Botticelli My Way

His legs scroll round me like a question mark.
I tickle him: he yelps, and rolls away –
Or would, except I’m pinning down his arm
as it were a football. Which makes me
a five foot nothing quarterback, and him
a very weak gorilla. Happy though.
In fact he’s back – and judging by the view,
I’m shoulder-wrapped again. As for the hand
that’s drifts about my body, quizzical?
Well: male of course. A forelimb, rather large –
And suddenly he’s strangered:
                                              Pull away.
Stark naked as I am, it’s up to me:
a midget Venus, new-born, rising from –
Okay, I’m short of clamshells; it’s a bed.
I mean it though. Look, I’ve been born before
and – well, I didn’t like it.  So my clam
is metaphorical, and stops half way
with just my head and shoulders peering out.

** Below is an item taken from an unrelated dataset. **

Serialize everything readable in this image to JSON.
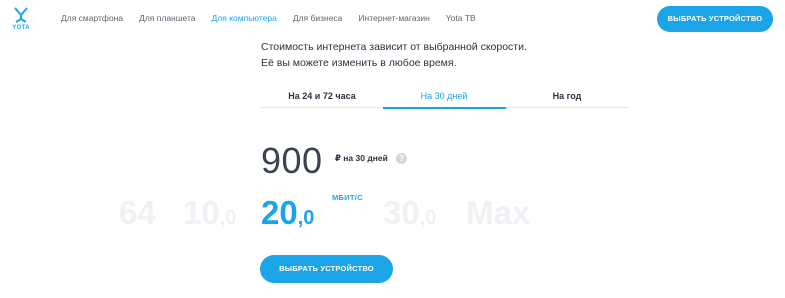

Me, I’d be cautious: check horizons, wind.
And scrutinize those Botticelli waves;
they look like wrinkled bed-sheets. Only then

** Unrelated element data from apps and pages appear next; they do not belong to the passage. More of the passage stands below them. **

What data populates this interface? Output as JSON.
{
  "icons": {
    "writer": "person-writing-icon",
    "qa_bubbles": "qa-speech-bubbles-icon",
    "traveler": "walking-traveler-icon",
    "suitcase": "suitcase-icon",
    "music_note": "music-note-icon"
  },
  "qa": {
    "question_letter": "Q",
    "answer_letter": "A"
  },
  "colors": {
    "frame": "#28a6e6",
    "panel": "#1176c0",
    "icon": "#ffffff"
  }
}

would my hinge open – slow, expectantly.
And when I walked that strangely flattened sea
I’d do it openly, without the help
of those disguising tresses: they’re not me.
I’d step out of my clamshell worry-free,
and dive into that fish-fast, quick-flash grin.

Kathryn Jacobs



If you have any comments on this poem, Kathryn Jacobs would be pleased to hear from you.